Blog by Ann Gates BPharm (Hons) MRPharmS, Honorary Associate Professor The University of Nottingham, Honorary Visiting Professor Plymouth Marjon University.
November 2019 marks five years of curating, authoring, editing, peer/student reviewing and dissemination for the undergraduate #MovementForMovement resources on physical activity for health. The resources were specifically developed for training, up-skilling and strengthening the knowledge, capacity and leadership of future health care professionals with the purpose of making every contact count to reduce physical inactivity.
The World Health Organisation (WHO), in 2018, recognised the importance of physical activity for health by producing the Global Action Plan for Physical Activity (GAPPA). This plan forms the general basis for the resource content together with the 2019 Guidance from the Chief Medical Officers in the UK on the amount and type of physical activity people should be doing to improve their health. In addition, The National Institute for Health and Care Excellence (NICE) guidance relating to the management of, and role of physical activity support, is linked to each unit of the teaching materials, together with UK-based and international examples of best research/clinical practice and innovation. Many educational bodies have provided extensive support and sharing of this initiative – especially the UK Council of Deans of Health.
Physical activity and exercise are key in the prevention, treatment, and rehabilitation of noncommunicable diseases (NCDs) and form a valuable approach to delivering on 13 of the 17 sustainable development goals (SDGs). But for future health care professionals (HCPs) this basic knowledge transfer, enhanced competencies, capabilities and confidence are crucial if we are to build a health care service that not only delivers treatment but positively influences the drivers of ill-health, such as the high levels of inactivity in adolescents. So where are we on the undergraduate teaching of physical activity and health resources?
The 2020 updated resources are designed to be used in the teaching of undergraduate student: doctors, nurses, pharmacists, midwives and all NHS defined allied health professionals. They provide valuable, current, nationally and internationally recognised knowledge content. In addition, the clinical practice narratives help to identify opportunities within healthcare services or for individual reflective practice, to enable effective brief interventions. The resources importantly support all HCP students to lead on physical activity implementation at scale.
The resources have been authored by a multitude of leading experts, academics and practitioners, peer reviewers, and student reviewers. In addition, for 2019, we are delighted to have secured the input of the Nottingham University Hospitals NHS Trust Patient Partnership Group who have added invaluable contributions to the resources by adding the learning outcome “to understand the role of the family/carer support and lived experience within the daily life of a patient.

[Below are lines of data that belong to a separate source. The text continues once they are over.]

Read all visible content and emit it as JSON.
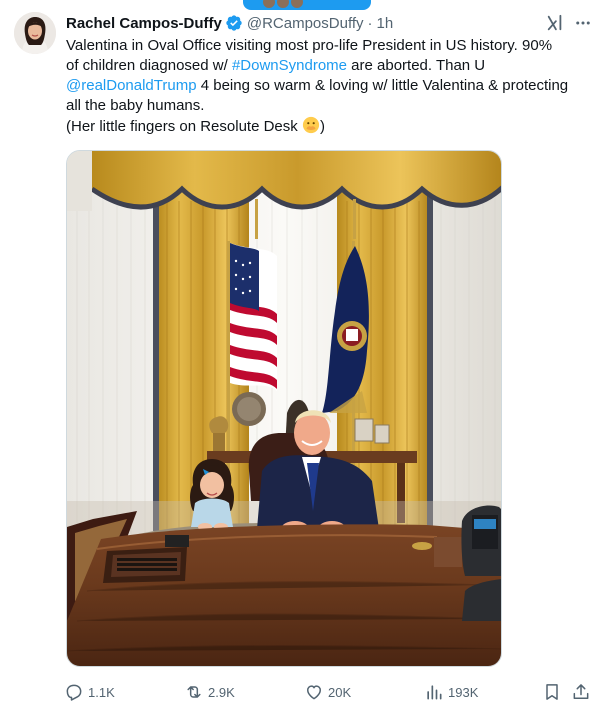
{
  "tweet": {
    "display_name": "Rachel Campos-Duffy",
    "handle": "@RCamposDuffy",
    "separator": "·",
    "time": "1h",
    "text_lines": [
      [
        {
          "t": "Valentina in Oval Office visiting most pro-life President in US history. 90%"
        }
      ],
      [
        {
          "t": "of children diagnosed w/ "
        },
        {
          "t": "#DownSyndrome",
          "link": true
        },
        {
          "t": " are aborted. Than U"
        }
      ],
      [
        {
          "t": "@realDonaldTrump",
          "link": true
        },
        {
          "t": " 4 being so warm & loving w/ little Valentina & protecting"
        }
      ],
      [
        {
          "t": "all the baby humans."
        }
      ],
      [
        {
          "t": "(Her little fingers on Resolute Desk "
        },
        {
          "emoji": "hand-over-mouth-emoji"
        },
        {
          "t": ")"
        }
      ]
    ]
  },
  "icons": {
    "verified": "verified-badge-icon",
    "grok": "grok-icon",
    "more": "more-icon",
    "reply": "reply-icon",
    "retweet": "retweet-icon",
    "like": "like-icon",
    "views": "views-icon",
    "bookmark": "bookmark-icon",
    "share": "share-icon"
  },
  "actions": {
    "replies": "1.1K",
    "retweets": "2.9K",
    "likes": "20K",
    "views": "193K"
  },
  "colors": {
    "accent": "#1d9bf0",
    "text": "#0f1419",
    "muted": "#536471",
    "border": "#cfd9de"
  }
}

Ann Marie Riley (Deputy Chief Nurse Nottingham University Hospitals NHS Trust) said: “It is vital that healthcare professionals understand the importance of physical activity and the positive impact it has on maintaining physical and mental health and well-being. These resources will support all staff interacting with healthcare services to play an important role in preventing potentially life changing functional decline caused by inactivity”
Dr Amit Arora (Consultant Physician and Geriatrician, University Hospitals of North Midlands NHS Trust ) explained further: “As an expert author for the #MovementForMovement deconditioning slide set resource, and creator of National Deconditioning Awareness and Prevention Campaign: Get Up Get Dressed Get Moving I welcome the opportunity to provide all undergraduate health care professional students with the knowledge and behaviour change skills to effect improved patient care. The emphasis across the resources on the lived experience of patients around immobility, deconditioning and physical inactivity is to be welcomed, as this can only support better patient care, health experiences and patient outcomes.”
Physical activity advice and support is an essential component to the practice of any future health care professional. This critical training can influence health improvement, cradle to grave, maintain and improve patient and population level physical activity levels, and enable health and wellbeing in individuals, communities and nations. 160,000 UK undergraduate healthcare students, trained to support increased physical activity, are a future capacity that could impact greatly on the determinants of NCDs and ill-health.
Now is the time to be teaching, assessing and examining to make every contact count for physical activity. It fits with the future of health care professional practice. It aligns with the national and international aspirations for sustainable health for all. And it supports each university to develop world class health leaders and influencers. Leading on health: from the bedside to the NHS boardrooms.
Thanks to the entire community of practice (and Seven Stones Design) who have crafted, quality-assured the content and supported the project aspirations and delivered a comprehensive evidence-based resource to be used by Universities.
For more information to access the secure, (confidential to schools of medicine and health only) #MovementForMovement resources for the undergraduate teaching of health care professional students please contact Ann Gates (on behalf of the community of practice authorship) at firstname.lastname@example.org
To read more on how to use the resources at your university, please note our handy “how to use” terms and conditions document: 2020 How to use the Movement for Movement Resources Guide and terms and conditions